When you’re driving and need to brake, don’t just stomp on the pedal. Instead, press gently at first in order not to startle other drivers around you who may be slowing down as well–and then gradually increase your pressure as needed while practicing along city streets or even when parking lots have no cars nearby for safety’s sake!
Improper Parallel Parking
The ability to parallel park is one that many experienced drivers have difficulty with. Instead, they would take their time looking for open space then quickly find themselves in a tight spot and unable to move any further because of the car stuck behind them. In several states such as Texas, student license holders are not allowed until they complete this skill-based exam on how well you can properly execute maneuvers like these!
The solution to the headache is parallel parking, as many people know today due to its YouTube videos and online guides for those who want them. It’s essential, though, because not only does this method help you learn how much easier it can be than trying out different spaces or pulling up next to someone else in their lane when your back hits against theirs, but also practicing every day will make perfecting these skills so much faster than if they were just learned once by chance!
What Can I Do to Keep My Teen Driver Safe on the Road?
Understand your state’s GDL law. Share important driving tips with the teen driver in these facts for novice drivers, and set ground rules that respect both of you as parents/guardians, so they know what is expected from them before getting behind the wheel. Be an example – practice safe habits every time!
Why are Texas Rangers so elite?
Ever questioned why it is very difficult to get hired into the Texas Rangers? The show Forensic Files reminded me again about this mystery and enigma surrounding law enforcement in Texas. What do they do differently than any other agency, or are there strict hiring practices that may have something to do with why people don’t want a job as an officer for them. Any light anyone could shed on these questions would be appreciated!!
What Can I Do to Make Sure My Teen Follows the GDL Laws?

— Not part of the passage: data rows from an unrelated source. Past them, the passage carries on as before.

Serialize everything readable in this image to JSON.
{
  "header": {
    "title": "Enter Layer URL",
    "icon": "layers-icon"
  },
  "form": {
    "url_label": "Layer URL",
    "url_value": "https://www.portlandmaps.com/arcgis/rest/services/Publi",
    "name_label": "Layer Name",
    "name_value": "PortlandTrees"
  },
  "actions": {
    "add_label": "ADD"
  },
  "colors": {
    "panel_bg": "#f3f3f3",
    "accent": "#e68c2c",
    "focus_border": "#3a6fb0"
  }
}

In the United States, many states have passed GDL laws to protect teen drivers from dangers on roadways better. However, these tough regulations can be challenging for police officers as they determine your child’s age after 9 p.m., making enforcement easier if you set clear ground rules and consequences beforehand—like using a contract like The Parent-Teen Driving Contract PDF (1.55 MB). But, most importantly: enforce them!